DATA EXTRACT -
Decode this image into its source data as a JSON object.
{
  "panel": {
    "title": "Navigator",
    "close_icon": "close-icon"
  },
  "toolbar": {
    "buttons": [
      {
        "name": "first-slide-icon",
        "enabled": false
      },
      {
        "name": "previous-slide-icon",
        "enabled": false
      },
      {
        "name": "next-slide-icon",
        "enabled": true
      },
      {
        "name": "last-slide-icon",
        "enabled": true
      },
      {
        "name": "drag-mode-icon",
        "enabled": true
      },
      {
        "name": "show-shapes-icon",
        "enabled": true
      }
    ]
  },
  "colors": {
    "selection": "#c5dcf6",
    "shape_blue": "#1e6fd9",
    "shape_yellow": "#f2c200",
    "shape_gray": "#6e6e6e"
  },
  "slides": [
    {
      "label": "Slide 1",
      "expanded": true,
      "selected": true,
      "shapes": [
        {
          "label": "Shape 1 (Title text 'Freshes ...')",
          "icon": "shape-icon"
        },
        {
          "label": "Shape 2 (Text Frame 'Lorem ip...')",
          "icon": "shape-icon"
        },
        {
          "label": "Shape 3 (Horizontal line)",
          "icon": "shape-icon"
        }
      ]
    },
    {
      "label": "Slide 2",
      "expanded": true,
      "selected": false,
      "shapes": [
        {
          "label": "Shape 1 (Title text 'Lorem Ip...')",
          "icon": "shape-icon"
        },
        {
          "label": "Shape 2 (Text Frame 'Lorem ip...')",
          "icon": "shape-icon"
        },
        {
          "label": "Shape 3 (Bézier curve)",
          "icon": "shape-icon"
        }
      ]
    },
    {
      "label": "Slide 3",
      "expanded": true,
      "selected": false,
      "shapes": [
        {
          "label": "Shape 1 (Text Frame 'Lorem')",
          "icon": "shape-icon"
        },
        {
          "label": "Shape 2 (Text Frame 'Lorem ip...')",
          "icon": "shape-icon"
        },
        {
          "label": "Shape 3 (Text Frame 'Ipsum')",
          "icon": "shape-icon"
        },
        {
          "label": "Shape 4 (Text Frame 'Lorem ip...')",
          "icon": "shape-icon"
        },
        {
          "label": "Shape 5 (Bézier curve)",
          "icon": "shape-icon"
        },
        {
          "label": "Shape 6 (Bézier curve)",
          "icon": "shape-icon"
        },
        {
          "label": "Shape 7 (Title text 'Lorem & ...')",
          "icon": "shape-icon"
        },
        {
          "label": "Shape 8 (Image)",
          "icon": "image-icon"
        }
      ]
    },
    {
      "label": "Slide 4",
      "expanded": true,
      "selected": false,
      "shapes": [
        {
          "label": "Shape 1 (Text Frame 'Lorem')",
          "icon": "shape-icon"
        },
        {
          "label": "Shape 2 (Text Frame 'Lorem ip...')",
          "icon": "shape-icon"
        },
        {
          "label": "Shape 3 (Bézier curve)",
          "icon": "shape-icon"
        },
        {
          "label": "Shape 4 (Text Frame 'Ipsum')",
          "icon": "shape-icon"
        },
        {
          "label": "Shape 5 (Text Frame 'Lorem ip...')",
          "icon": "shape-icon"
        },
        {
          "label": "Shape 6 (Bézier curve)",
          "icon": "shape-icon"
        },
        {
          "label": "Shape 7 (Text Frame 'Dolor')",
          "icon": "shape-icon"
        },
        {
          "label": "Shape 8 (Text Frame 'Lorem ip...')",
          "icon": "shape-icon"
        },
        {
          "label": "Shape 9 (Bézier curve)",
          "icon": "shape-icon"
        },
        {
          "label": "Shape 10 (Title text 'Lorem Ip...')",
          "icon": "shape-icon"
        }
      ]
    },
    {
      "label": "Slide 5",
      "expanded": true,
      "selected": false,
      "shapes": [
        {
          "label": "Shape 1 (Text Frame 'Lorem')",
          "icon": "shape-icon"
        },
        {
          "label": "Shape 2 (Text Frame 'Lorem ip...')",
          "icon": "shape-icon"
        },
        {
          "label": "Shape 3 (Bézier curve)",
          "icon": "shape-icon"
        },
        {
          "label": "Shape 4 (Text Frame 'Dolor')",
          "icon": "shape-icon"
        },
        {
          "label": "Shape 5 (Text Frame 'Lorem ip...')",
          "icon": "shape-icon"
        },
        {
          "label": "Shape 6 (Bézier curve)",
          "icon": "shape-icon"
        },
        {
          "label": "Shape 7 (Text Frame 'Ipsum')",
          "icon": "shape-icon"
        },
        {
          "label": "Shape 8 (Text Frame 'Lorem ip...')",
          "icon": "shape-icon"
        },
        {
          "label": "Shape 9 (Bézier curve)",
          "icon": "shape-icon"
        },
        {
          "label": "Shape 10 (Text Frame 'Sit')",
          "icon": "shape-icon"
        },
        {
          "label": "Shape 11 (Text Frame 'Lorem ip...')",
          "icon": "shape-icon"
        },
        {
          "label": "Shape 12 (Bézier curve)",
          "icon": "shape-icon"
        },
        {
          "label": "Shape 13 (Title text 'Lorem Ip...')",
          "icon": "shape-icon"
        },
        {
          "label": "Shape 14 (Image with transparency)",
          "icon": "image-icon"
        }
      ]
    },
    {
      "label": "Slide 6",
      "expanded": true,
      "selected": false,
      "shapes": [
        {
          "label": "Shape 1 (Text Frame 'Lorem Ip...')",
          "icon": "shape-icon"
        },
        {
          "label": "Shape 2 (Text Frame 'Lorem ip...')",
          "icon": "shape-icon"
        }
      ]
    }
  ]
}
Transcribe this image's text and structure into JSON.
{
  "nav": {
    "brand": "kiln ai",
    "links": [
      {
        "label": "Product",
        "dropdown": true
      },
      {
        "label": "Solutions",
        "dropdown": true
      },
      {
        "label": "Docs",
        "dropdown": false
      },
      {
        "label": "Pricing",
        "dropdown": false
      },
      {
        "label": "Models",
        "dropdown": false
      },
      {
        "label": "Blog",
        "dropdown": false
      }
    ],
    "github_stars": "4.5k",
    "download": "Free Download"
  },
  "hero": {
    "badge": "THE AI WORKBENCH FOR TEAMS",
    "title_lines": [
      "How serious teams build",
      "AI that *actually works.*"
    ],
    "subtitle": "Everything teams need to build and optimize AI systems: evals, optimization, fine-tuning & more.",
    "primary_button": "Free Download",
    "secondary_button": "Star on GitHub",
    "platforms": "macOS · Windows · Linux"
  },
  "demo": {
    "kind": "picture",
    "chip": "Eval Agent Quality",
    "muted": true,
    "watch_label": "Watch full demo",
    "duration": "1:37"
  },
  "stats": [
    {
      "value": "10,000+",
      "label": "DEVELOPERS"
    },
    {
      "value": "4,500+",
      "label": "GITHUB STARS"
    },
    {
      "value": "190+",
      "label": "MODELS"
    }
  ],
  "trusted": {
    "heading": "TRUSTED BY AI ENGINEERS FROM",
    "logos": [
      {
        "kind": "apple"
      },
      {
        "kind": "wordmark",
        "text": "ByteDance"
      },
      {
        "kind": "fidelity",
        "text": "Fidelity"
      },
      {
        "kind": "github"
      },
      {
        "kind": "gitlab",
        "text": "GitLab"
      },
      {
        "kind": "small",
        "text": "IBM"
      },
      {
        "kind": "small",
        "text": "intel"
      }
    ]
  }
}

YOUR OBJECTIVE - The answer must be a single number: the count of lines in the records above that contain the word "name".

REPLY TO THE EXERCISE - 6